Indexed on: 07 May '08Published on: 07 May '08Published in: Biochemistry

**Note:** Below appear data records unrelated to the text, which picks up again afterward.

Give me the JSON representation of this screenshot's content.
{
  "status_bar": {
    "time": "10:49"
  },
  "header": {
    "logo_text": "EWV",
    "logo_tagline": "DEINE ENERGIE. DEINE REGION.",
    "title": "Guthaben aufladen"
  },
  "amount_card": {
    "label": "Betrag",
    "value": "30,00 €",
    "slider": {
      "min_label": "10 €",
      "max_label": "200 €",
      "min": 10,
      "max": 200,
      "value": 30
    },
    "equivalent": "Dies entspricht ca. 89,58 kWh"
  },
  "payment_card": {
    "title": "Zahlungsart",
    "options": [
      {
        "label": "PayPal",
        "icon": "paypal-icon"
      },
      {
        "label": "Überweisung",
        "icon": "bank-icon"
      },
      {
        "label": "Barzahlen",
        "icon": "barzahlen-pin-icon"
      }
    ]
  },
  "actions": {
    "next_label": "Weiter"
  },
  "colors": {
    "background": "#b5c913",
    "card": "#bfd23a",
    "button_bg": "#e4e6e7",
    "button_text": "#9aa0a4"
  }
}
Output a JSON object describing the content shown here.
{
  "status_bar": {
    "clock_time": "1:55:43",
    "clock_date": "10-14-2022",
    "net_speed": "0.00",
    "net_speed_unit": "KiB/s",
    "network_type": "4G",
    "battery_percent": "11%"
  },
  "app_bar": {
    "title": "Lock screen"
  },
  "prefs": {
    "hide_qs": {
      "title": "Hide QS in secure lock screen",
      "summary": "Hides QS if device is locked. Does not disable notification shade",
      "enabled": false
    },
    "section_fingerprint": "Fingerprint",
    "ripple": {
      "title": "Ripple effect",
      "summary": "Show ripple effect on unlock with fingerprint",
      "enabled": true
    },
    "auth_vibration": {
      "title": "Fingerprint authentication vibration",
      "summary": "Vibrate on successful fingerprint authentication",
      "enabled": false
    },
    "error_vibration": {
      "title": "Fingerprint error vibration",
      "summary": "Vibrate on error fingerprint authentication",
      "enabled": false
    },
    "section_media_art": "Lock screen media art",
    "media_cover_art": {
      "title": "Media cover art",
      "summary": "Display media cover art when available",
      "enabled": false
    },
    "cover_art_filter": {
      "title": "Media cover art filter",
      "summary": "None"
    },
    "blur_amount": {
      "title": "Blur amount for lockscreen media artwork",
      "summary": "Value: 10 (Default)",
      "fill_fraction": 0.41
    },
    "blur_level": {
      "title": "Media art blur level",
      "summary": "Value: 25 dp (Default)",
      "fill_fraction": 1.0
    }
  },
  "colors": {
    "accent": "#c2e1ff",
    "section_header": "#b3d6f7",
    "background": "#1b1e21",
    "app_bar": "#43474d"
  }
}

Unpaired bases at the end of an RNA duplex (dangling ends) can stabilize the core duplex in a sequence-dependent manner and are important determinants of RNA folding, recognition, and functions. Using 2-aminopurine as a dangling end purine base, we have employed femtosecond time-resolved fluorescence spectroscopy, combined with UV optical melting, to quantitatively investigate the physical and structural nature of the stacking interactions between the dangling end bases and the terminal base pairs. A 3'-dangling purine base has a large subpopulation that stacks on the guanine base of the terminal GC or UG pair, either intrastrand or cross-strand depending on the orientation of the pair, thus providing stabilization of different magnitudes. On the contrary, a 5'-dangling purine base only has a marginal subpopulation that stacks on the purine of the same strand (intrastrand) but has little cross-strand stacking. Thus a 5'-dangling purine does not provide significant stabilization. These stacking structures are not static, and a dangling end base samples a range of stacked and unstacked conformations with respect to the terminal base pair. Femtosecond time-resolved anisotropy decay reveals certain hindered base conformational dynamics that occur on the picosecond to nanosecond time scales, which allow the dangling base to sample these substates. When the dangling purine is opposite to a U and is able to form a potential base pair at the end of the duplex, there is an interplay of base stacking and hydrogen-bonding interactions that depends on the orientation of the base pair relative to the adjacent GC pair. By resolving these populations that are dynamically exchanging on fast time scales, we elucidated the correlation between dynamic conformational distributions and thermodynamic stability.